■ The problem:
The result should be the full listing copied exactly, with no pictures in it.

■ Task inputs:
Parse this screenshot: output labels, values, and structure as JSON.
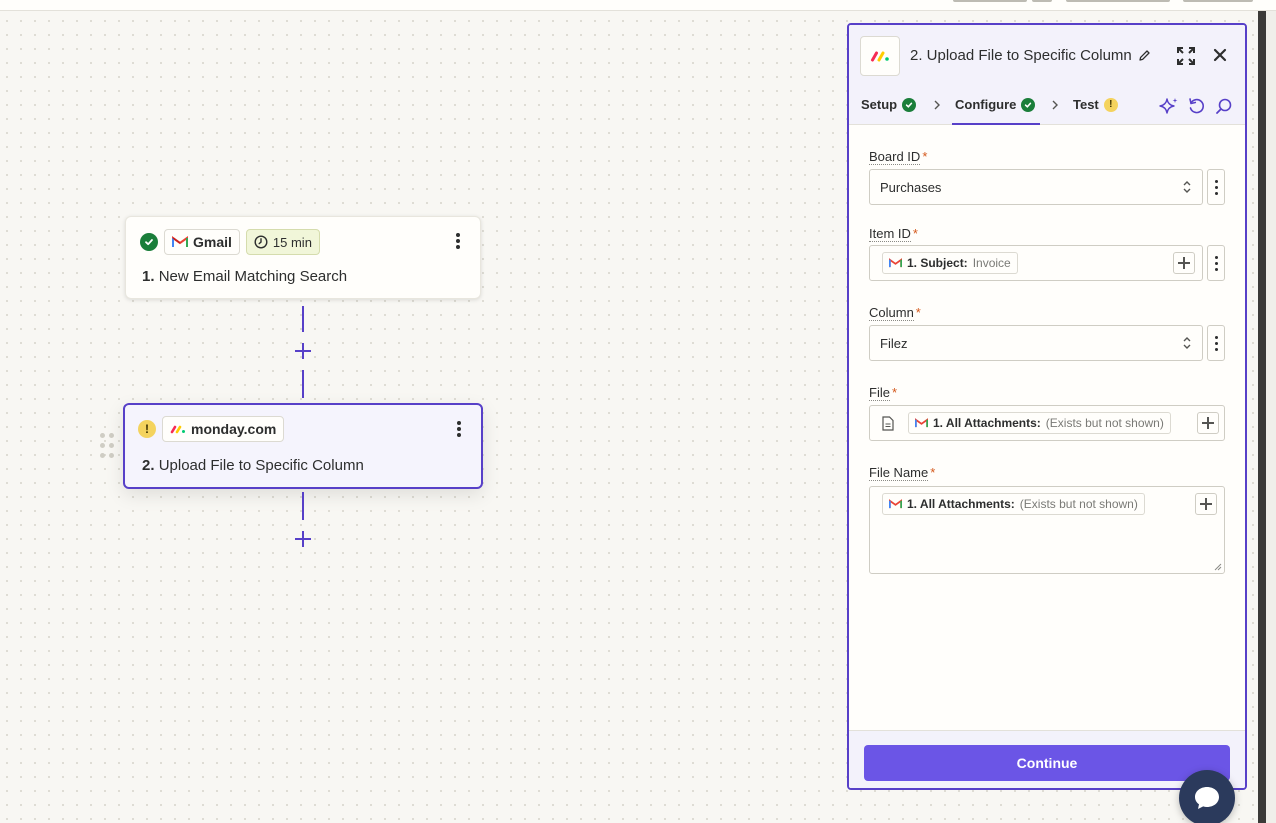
{
  "canvas": {
    "steps": [
      {
        "number": "1.",
        "title": "New Email Matching Search",
        "app_name": "Gmail",
        "interval": "15 min",
        "status": "ok"
      },
      {
        "number": "2.",
        "title": "Upload File to Specific Column",
        "app_name": "monday.com",
        "status": "warning"
      }
    ]
  },
  "panel": {
    "title": "2. Upload File to Specific Column",
    "tabs": [
      {
        "label": "Setup",
        "status": "ok"
      },
      {
        "label": "Configure",
        "status": "ok"
      },
      {
        "label": "Test",
        "status": "warning"
      }
    ],
    "fields": {
      "board_id": {
        "label": "Board ID",
        "required": "*",
        "value": "Purchases"
      },
      "item_id": {
        "label": "Item ID",
        "required": "*",
        "pill_bold": "1. Subject:",
        "pill_muted": "Invoice"
      },
      "column": {
        "label": "Column",
        "required": "*",
        "value": "Filez"
      },
      "file": {
        "label": "File",
        "required": "*",
        "pill_bold": "1. All Attachments:",
        "pill_muted": "(Exists but not shown)"
      },
      "file_name": {
        "label": "File Name",
        "required": "*",
        "pill_bold": "1. All Attachments:",
        "pill_muted": "(Exists but not shown)"
      }
    },
    "continue_label": "Continue"
  },
  "icons": {
    "gmail": "gmail-icon",
    "monday": "monday-icon",
    "clock": "clock-icon",
    "check": "check-circle-icon",
    "warning": "warning-icon",
    "pencil": "pencil-icon",
    "expand": "expand-icon",
    "close": "close-icon",
    "ai": "sparkle-icon",
    "undo": "undo-icon",
    "search": "search-icon",
    "chat": "chat-icon"
  },
  "colors": {
    "accent": "#5740c8",
    "button": "#6b55e6",
    "success": "#1a7e3a",
    "warning": "#f4d35e",
    "required": "#d4581b"
  }
}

■ Written answer:
Parse this screenshot: output labels, values, and structure as JSON.
{
  "canvas": {
    "steps": [
      {
        "number": "1.",
        "title": "New Email Matching Search",
        "app_name": "Gmail",
        "interval": "15 min",
        "status": "ok"
      },
      {
        "number": "2.",
        "title": "Upload File to Specific Column",
        "app_name": "monday.com",
        "status": "warning"
      }
    ]
  },
  "panel": {
    "title": "2. Upload File to Specific Column",
    "tabs": [
      {
        "label": "Setup",
        "status": "ok"
      },
      {
        "label": "Configure",
        "status": "ok"
      },
      {
        "label": "Test",
        "status": "warning"
      }
    ],
    "fields": {
      "board_id": {
        "label": "Board ID",
        "required": "*",
        "value": "Purchases"
      },
      "item_id": {
        "label": "Item ID",
        "required": "*",
        "pill_bold": "1. Subject:",
        "pill_muted": "Invoice"
      },
      "column": {
        "label": "Column",
        "required": "*",
        "value": "Filez"
      },
      "file": {
        "label": "File",
        "required": "*",
        "pill_bold": "1. All Attachments:",
        "pill_muted": "(Exists but not shown)"
      },
      "file_name": {
        "label": "File Name",
        "required": "*",
        "pill_bold": "1. All Attachments:",
        "pill_muted": "(Exists but not shown)"
      }
    },
    "continue_label": "Continue"
  },
  "icons": {
    "gmail": "gmail-icon",
    "monday": "monday-icon",
    "clock": "clock-icon",
    "check": "check-circle-icon",
    "warning": "warning-icon",
    "pencil": "pencil-icon",
    "expand": "expand-icon",
    "close": "close-icon",
    "ai": "sparkle-icon",
    "undo": "undo-icon",
    "search": "search-icon",
    "chat": "chat-icon"
  },
  "colors": {
    "accent": "#5740c8",
    "button": "#6b55e6",
    "success": "#1a7e3a",
    "warning": "#f4d35e",
    "required": "#d4581b"
  }
}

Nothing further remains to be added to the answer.